Rusty Nail, Royal Rob Roy, and Other Cocktails Featuring Drambuie Have some Drambuie but don't know what to do with it? Well, you can drink it straight on the rocks, but it may be too sweet for you. So, here are cocktails perfect for everyone's favorite Scottish liqueur, the most famous of which is
Some interesting variations listed here for using Drambuie.
Homemade Vanilla Extract is simple to make & quite stunning once bottled. Add it to your homemade gifts this holiday, especially for the baker in your life.
I’ve seen more efficient and quicker ways of doing this… Alton Brown comes to mind in particular. This is certainly pretty however.
One man's opinion on the best (and worst) fast food French fries.
Ha! I recently ran across sever people pushing fasting apps including one called Zero which encourages fasting for 16 hours (or essentially skipping one meal a day.)

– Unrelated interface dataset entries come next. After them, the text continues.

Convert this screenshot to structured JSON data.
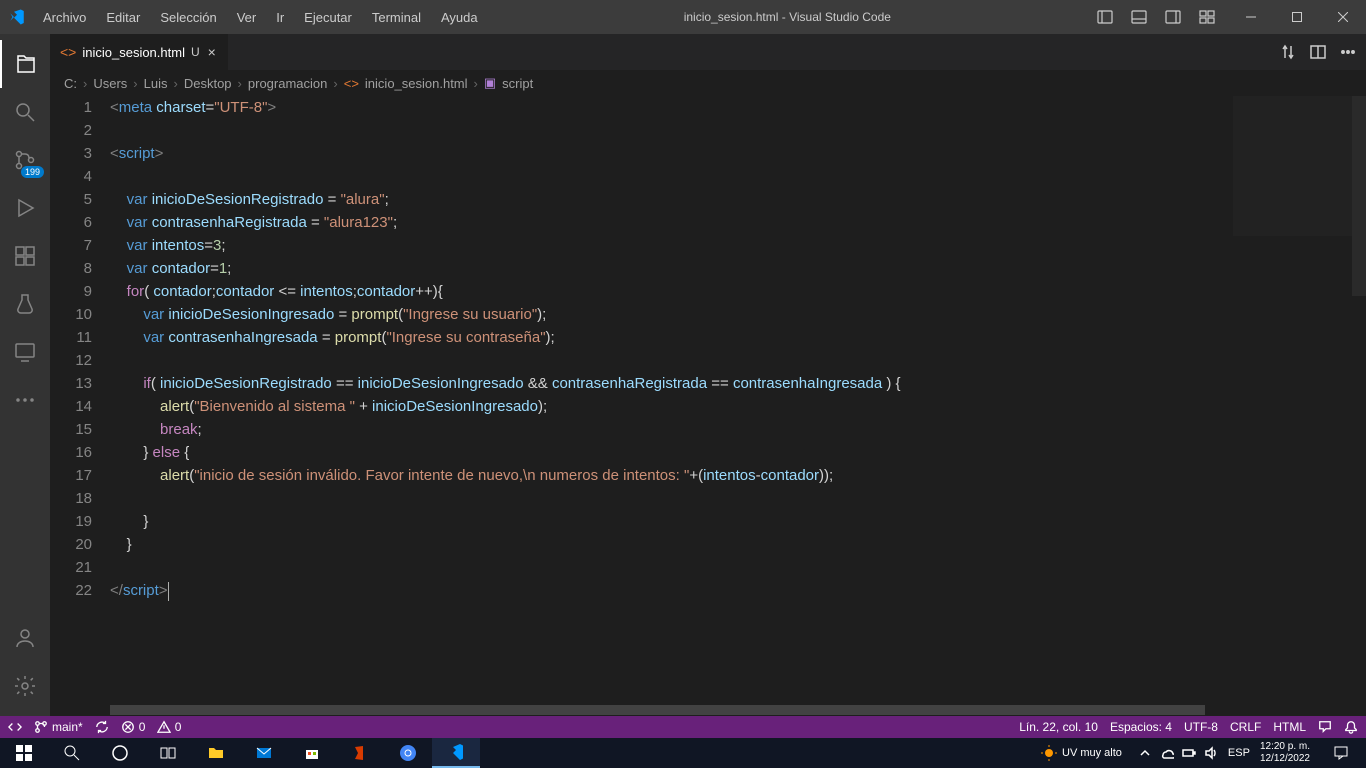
{
  "menubar": [
    "Archivo",
    "Editar",
    "Selección",
    "Ver",
    "Ir",
    "Ejecutar",
    "Terminal",
    "Ayuda"
  ],
  "window_title": "inicio_sesion.html - Visual Studio Code",
  "tab": {
    "name": "inicio_sesion.html",
    "modified": "U"
  },
  "breadcrumbs": [
    "C:",
    "Users",
    "Luis",
    "Desktop",
    "programacion",
    "inicio_sesion.html",
    "script"
  ],
  "scm_badge": "199",
  "status": {
    "branch": "main*",
    "errors": "0",
    "warnings": "0",
    "cursor": "Lín. 22, col. 10",
    "spaces": "Espacios: 4",
    "encoding": "UTF-8",
    "eol": "CRLF",
    "lang": "HTML"
  },
  "taskbar": {
    "weather_label": "UV muy alto",
    "lang": "ESP",
    "time": "12:20 p. m.",
    "date": "12/12/2022"
  },
  "code_lines": [
    {
      "n": 1,
      "html": "<span class='tag-b'>&lt;</span><span class='tag-n'>meta</span> <span class='attr'>charset</span><span class='op'>=</span><span class='str'>\"UTF-8\"</span><span class='tag-b'>&gt;</span>"
    },
    {
      "n": 2,
      "html": ""
    },
    {
      "n": 3,
      "html": "<span class='tag-b'>&lt;</span><span class='tag-n'>script</span><span class='tag-b'>&gt;</span>"
    },
    {
      "n": 4,
      "html": ""
    },
    {
      "n": 5,
      "html": "    <span class='kw'>var</span> <span class='var'>inicioDeSesionRegistrado</span> <span class='op'>=</span> <span class='str'>\"alura\"</span><span class='op'>;</span>"
    },
    {
      "n": 6,
      "html": "    <span class='kw'>var</span> <span class='var'>contrasenhaRegistrada</span> <span class='op'>=</span> <span class='str'>\"alura123\"</span><span class='op'>;</span>"
    },
    {
      "n": 7,
      "html": "    <span class='kw'>var</span> <span class='var'>intentos</span><span class='op'>=</span><span class='num'>3</span><span class='op'>;</span>"
    },
    {
      "n": 8,
      "html": "    <span class='kw'>var</span> <span class='var'>contador</span><span class='op'>=</span><span class='num'>1</span><span class='op'>;</span>"
    },
    {
      "n": 9,
      "html": "    <span class='kw2'>for</span><span class='op'>(</span> <span class='var'>contador</span><span class='op'>;</span><span class='var'>contador</span> <span class='op'>&lt;=</span> <span class='var'>intentos</span><span class='op'>;</span><span class='var'>contador</span><span class='op'>++){</span>"
    },
    {
      "n": 10,
      "html": "        <span class='kw'>var</span> <span class='var'>inicioDeSesionIngresado</span> <span class='op'>=</span> <span class='fn'>prompt</span><span class='op'>(</span><span class='str'>\"Ingrese su usuario\"</span><span class='op'>);</span>"
    },
    {
      "n": 11,
      "html": "        <span class='kw'>var</span> <span class='var'>contrasenhaIngresada</span> <span class='op'>=</span> <span class='fn'>prompt</span><span class='op'>(</span><span class='str'>\"Ingrese su contraseña\"</span><span class='op'>);</span>"
    },
    {
      "n": 12,
      "html": ""
    },
    {
      "n": 13,
      "html": "        <span class='kw2'>if</span><span class='op'>(</span> <span class='var'>inicioDeSesionRegistrado</span> <span class='op'>==</span> <span class='var'>inicioDeSesionIngresado</span> <span class='op'>&amp;&amp;</span> <span class='var'>contrasenhaRegistrada</span> <span class='op'>==</span> <span class='var'>contrasenhaIngresada</span> <span class='op'>) {</span>"
    },
    {
      "n": 14,
      "html": "            <span class='fn'>alert</span><span class='op'>(</span><span class='str'>\"Bienvenido al sistema \"</span> <span class='op'>+</span> <span class='var'>inicioDeSesionIngresado</span><span class='op'>);</span>"
    },
    {
      "n": 15,
      "html": "            <span class='kw2'>break</span><span class='op'>;</span>"
    },
    {
      "n": 16,
      "html": "        <span class='op'>}</span> <span class='kw2'>else</span> <span class='op'>{</span>"
    },
    {
      "n": 17,
      "html": "            <span class='fn'>alert</span><span class='op'>(</span><span class='str'>\"inicio de sesión inválido. Favor intente de nuevo,\\n numeros de intentos: \"</span><span class='op'>+(</span><span class='var'>intentos</span><span class='op'>-</span><span class='var'>contador</span><span class='op'>));</span>"
    },
    {
      "n": 18,
      "html": ""
    },
    {
      "n": 19,
      "html": "        <span class='op'>}</span>"
    },
    {
      "n": 20,
      "html": "    <span class='op'>}</span>"
    },
    {
      "n": 21,
      "html": ""
    },
    {
      "n": 22,
      "html": "<span class='tag-b'>&lt;/</span><span class='tag-n'>script</span><span class='tag-b'>&gt;</span><span class='cursor'></span>"
    }
  ]
}
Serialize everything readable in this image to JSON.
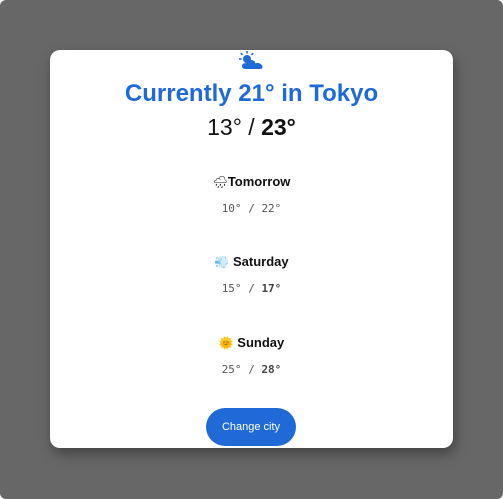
{
  "current": {
    "condition_icon": "sun-behind-cloud-icon",
    "headline": "Currently 21° in Tokyo",
    "low": "13°",
    "separator": "/",
    "high": "23°"
  },
  "forecast": [
    {
      "icon": "rain-cloud-icon",
      "emoji": "🌧",
      "day": "Tomorrow",
      "low": "10°",
      "separator": "/",
      "high": "22°"
    },
    {
      "icon": "wind-icon",
      "emoji": "💨",
      "day": "Saturday",
      "low": "15°",
      "separator": "/",
      "high": "17°"
    },
    {
      "icon": "sun-icon",
      "emoji": "🌞",
      "day": "Sunday",
      "low": "25°",
      "separator": "/",
      "high": "28°"
    }
  ],
  "actions": {
    "change_city_label": "Change city"
  },
  "colors": {
    "accent": "#1f6ad6",
    "backdrop": "#676767",
    "card": "#ffffff"
  }
}
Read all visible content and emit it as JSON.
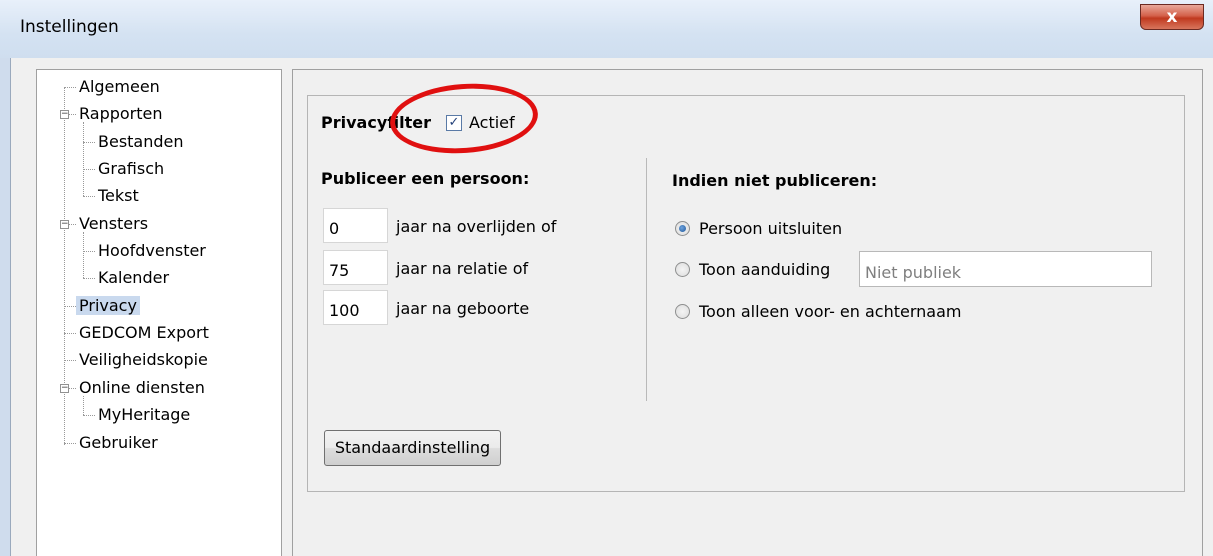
{
  "window": {
    "title": "Instellingen",
    "close_label": "x"
  },
  "tree": {
    "items": [
      {
        "label": "Algemeen"
      },
      {
        "label": "Rapporten"
      },
      {
        "label": "Bestanden"
      },
      {
        "label": "Grafisch"
      },
      {
        "label": "Tekst"
      },
      {
        "label": "Vensters"
      },
      {
        "label": "Hoofdvenster"
      },
      {
        "label": "Kalender"
      },
      {
        "label": "Privacy",
        "selected": true
      },
      {
        "label": "GEDCOM Export"
      },
      {
        "label": "Veiligheidskopie"
      },
      {
        "label": "Online diensten"
      },
      {
        "label": "MyHeritage"
      },
      {
        "label": "Gebruiker"
      }
    ]
  },
  "privacy": {
    "filter_label": "Privacyfilter",
    "active_label": "Actief",
    "active_checked": true,
    "publish_heading": "Publiceer een persoon:",
    "rows": [
      {
        "value": "0",
        "label": "jaar na overlijden of"
      },
      {
        "value": "75",
        "label": "jaar na relatie of"
      },
      {
        "value": "100",
        "label": "jaar na geboorte"
      }
    ],
    "not_publish_heading": "Indien niet publiceren:",
    "options": [
      {
        "label": "Persoon uitsluiten",
        "checked": true
      },
      {
        "label": "Toon aanduiding",
        "checked": false
      },
      {
        "label": "Toon alleen voor- en achternaam",
        "checked": false
      }
    ],
    "designation_value": "Niet publiek",
    "default_button": "Standaardinstelling"
  },
  "colors": {
    "highlight_ring": "#e01010",
    "selection": "#c9d9ee"
  }
}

Many have been quietly pushing this for the past few years in relation to things like the paleo diet, etc. I’ll also note that Nassim Nicholas Taleb has mentioned something like it frequently (since you mention flaneuring below).
It's a stinky time for the American cheese industry.

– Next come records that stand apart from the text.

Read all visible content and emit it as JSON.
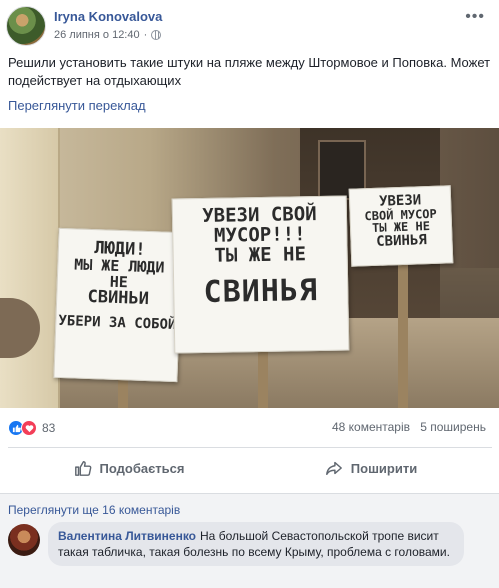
{
  "post": {
    "author": "Iryna Konovalova",
    "date": "26 липня о 12:40",
    "text": "Решили установить такие штуки на пляже между Штормовое и Поповка. Может подействует на отдыхающих",
    "translate_link": "Переглянути переклад",
    "more_icon": "more-options-icon",
    "privacy_icon": "globe-icon"
  },
  "photo": {
    "sign_left": [
      "ЛЮДИ!",
      "МЫ ЖЕ ЛЮДИ",
      "НЕ",
      "СВИНЬИ",
      "УБЕРИ ЗА СОБОЙ"
    ],
    "sign_center": [
      "УВЕЗИ СВОЙ",
      "МУСОР!!!",
      "ТЫ ЖЕ НЕ",
      "СВИНЬЯ"
    ],
    "sign_right": [
      "УВЕЗИ",
      "СВОЙ МУСОР",
      "ТЫ ЖЕ НЕ",
      "СВИНЬЯ"
    ]
  },
  "stats": {
    "reactions_count": "83",
    "comments": "48 коментарів",
    "shares": "5 поширень",
    "reaction_icons": [
      "like-icon",
      "love-icon"
    ]
  },
  "actions": {
    "like_label": "Подобається",
    "share_label": "Поширити"
  },
  "comments": {
    "more_link": "Переглянути ще 16 коментарів",
    "items": [
      {
        "author": "Валентина Литвиненко",
        "text": "На большой Севастопольской тропе висит такая табличка, такая болезнь по всему Крыму, проблема с головами."
      }
    ]
  },
  "colors": {
    "link": "#385898",
    "like": "#1877f2",
    "love": "#f33e58"
  }
}
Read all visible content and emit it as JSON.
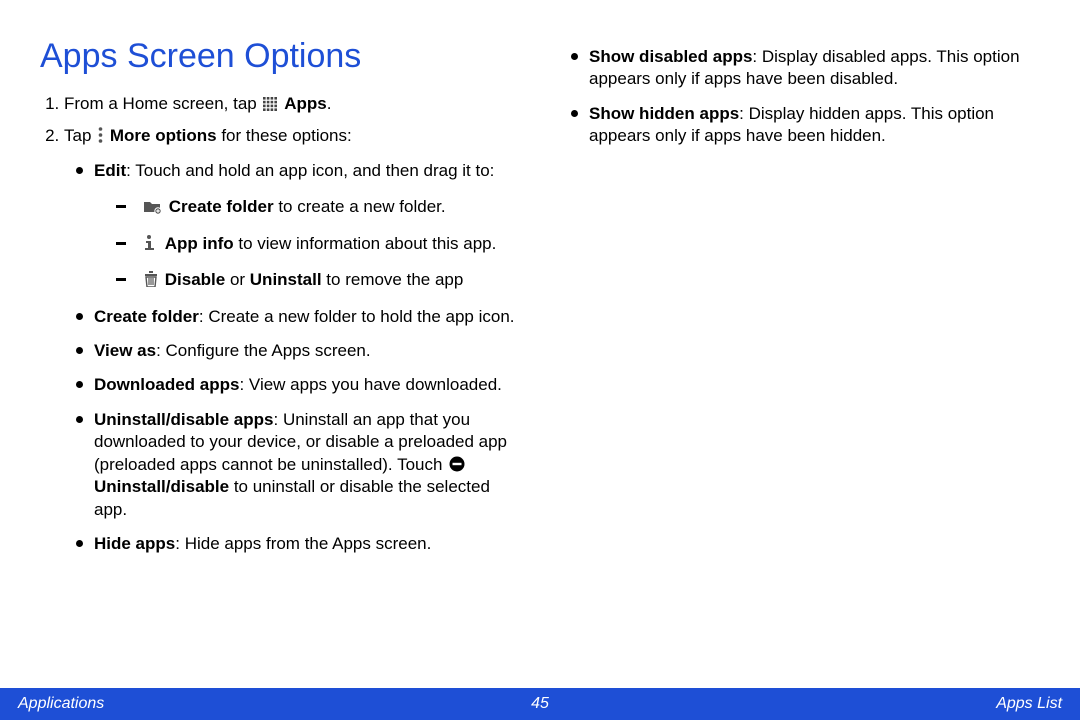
{
  "title": "Apps Screen Options",
  "step1_pre": "From a Home screen, tap ",
  "step1_bold": "Apps",
  "step1_post": ".",
  "step2_pre": "Tap ",
  "step2_bold": "More options",
  "step2_post": " for these options:",
  "edit_b": "Edit",
  "edit_txt": ": Touch and hold an app icon, and then drag it to:",
  "cf_b": "Create folder",
  "cf_txt": " to create a new folder.",
  "ai_b": "App info",
  "ai_txt": " to view information about this app.",
  "du_b1": "Disable",
  "du_mid": " or ",
  "du_b2": "Uninstall",
  "du_txt": " to remove the app",
  "cfolder_b": "Create folder",
  "cfolder_txt": ": Create a new folder to hold the app icon.",
  "va_b": "View as",
  "va_txt": ": Configure the Apps screen.",
  "dl_b": "Downloaded apps",
  "dl_txt": ": View apps you have downloaded.",
  "ud_b": "Uninstall/disable apps",
  "ud_txt1": ": Uninstall an app that you downloaded to your device, or disable a preloaded app (preloaded apps cannot be uninstalled). Touch ",
  "ud_b2": "Uninstall/disable",
  "ud_txt2": " to uninstall or disable the selected app.",
  "hide_b": "Hide apps",
  "hide_txt": ": Hide apps from the Apps screen.",
  "sd_b": "Show disabled apps",
  "sd_txt": ": Display disabled apps. This option appears only if apps have been disabled.",
  "sh_b": "Show hidden apps",
  "sh_txt": ": Display hidden apps. This option appears only if apps have been hidden.",
  "footer": {
    "left": "Applications",
    "center": "45",
    "right": "Apps List"
  }
}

While Americans consumed nearly 37 pounds per capita in 2017, it was not enough to reduce the country's 1.4 billion-pound cheese surplus, according to the U.S. Department of Agriculture. The glut, which at 900,000 cubic yards is the largest in U.S. history, means that there is enough cheese sitting in cold storage to wrap around the U.S. Capitol.

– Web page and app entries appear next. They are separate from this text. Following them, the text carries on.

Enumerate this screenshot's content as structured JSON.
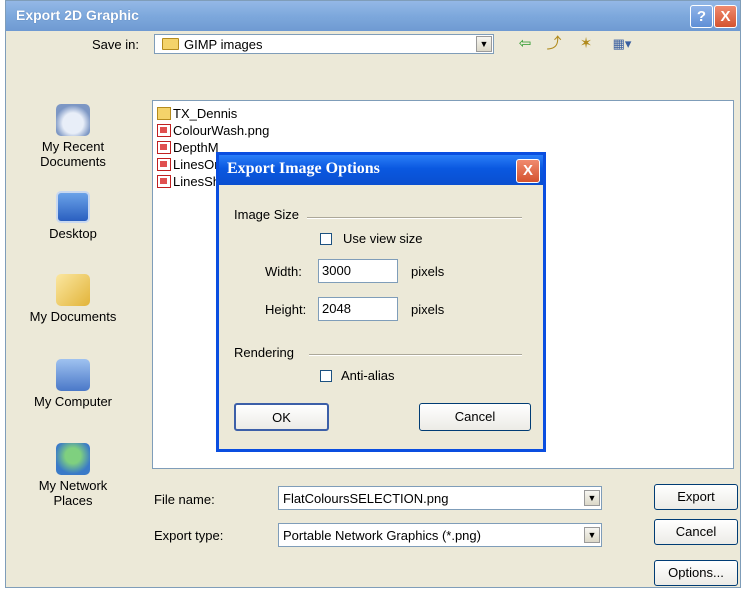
{
  "outer": {
    "title": "Export 2D Graphic",
    "help": "?",
    "close": "X"
  },
  "save_in": {
    "label": "Save in:",
    "value": "GIMP images"
  },
  "places": [
    {
      "label": "My Recent Documents",
      "icon": "recent-documents-icon"
    },
    {
      "label": "Desktop",
      "icon": "desktop-icon"
    },
    {
      "label": "My Documents",
      "icon": "my-documents-icon"
    },
    {
      "label": "My Computer",
      "icon": "my-computer-icon"
    },
    {
      "label": "My Network Places",
      "icon": "network-places-icon"
    }
  ],
  "files": [
    {
      "name": "TX_Dennis",
      "type": "folder"
    },
    {
      "name": "ColourWash.png",
      "type": "png"
    },
    {
      "name": "DepthM",
      "type": "png"
    },
    {
      "name": "LinesOr",
      "type": "png"
    },
    {
      "name": "LinesSh",
      "type": "png"
    }
  ],
  "file_name": {
    "label": "File name:",
    "value": "FlatColoursSELECTION.png"
  },
  "export_type": {
    "label": "Export type:",
    "value": "Portable Network Graphics (*.png)"
  },
  "buttons": {
    "export": "Export",
    "cancel": "Cancel",
    "options": "Options..."
  },
  "inner": {
    "title": "Export Image Options",
    "close": "X",
    "image_size_group": "Image Size",
    "use_view_size": "Use view size",
    "width_label": "Width:",
    "width_value": "3000",
    "width_unit": "pixels",
    "height_label": "Height:",
    "height_value": "2048",
    "height_unit": "pixels",
    "rendering_group": "Rendering",
    "anti_alias": "Anti-alias",
    "ok": "OK",
    "cancel": "Cancel"
  },
  "colors": {
    "outer_title_bar": "#7da8dc",
    "inner_title_bar": "#0a58e0",
    "dialog_face": "#ece9d8"
  }
}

The stockpile started to build several years ago, in large part because the pace of milk production began to exceed the rates of consumption, says Andrew Novakovic, professor of agricultural economics at Cornell University.
Rachael Ray knows how to relate over food. When she cooks, she's always thinking about her audience and how to communicate a message through the medium of food. Her energy and talent have led her to create a billion dollar lifestyle empire, built around the concept of fun, healthy, and joyous experiences with food. In this episode of Clear+Vivid, Rachael Ray and Alan Alda cook up some pasta together and enjoy a lively conversation around the dinner table!
This interview gives me a lot more respect for Rachel Ray and what she’s doing. On the surface she might appear to be too bright and too bubbly, but underneath she’s doing what all of the more serious-seeming foodies on television are doing (albeit perhaps even more successfully)–she’s just targeting a far different audience. But also now that I know this, I’m secretly wishing she would be doing some programming targeted directly at me.
I’ve been aware of Alan Alda’s work in the areas of science communication for a while, but his podcast and the subtle questions he’s asking are giving me greater respect for what he’s doing as well. We need several thousand more of him. We also need better curricula to improve these issues among scientists themselves. I remember needing to take at least three credits of writing intensive courses in college (far too few, but at least it was something), but it would be nice if all scientists and engineers were forced to have more basic training in communication at the lower levels.
A New York Jewess goes south for the holidays.
A great send up of Reece Witherspoon’s book. Such great satire, I wish Rachel was writing on more than just culture and film.
Hi everyone! We're excited for Season One! There's a lot happening in agriculture that connects to major issues in labor, manufacturing, and sustainability.
An interesting first episode. I like that she lays out some of her background and where she’s coming from right up front. I do wish she’d given a bit more detail on it however.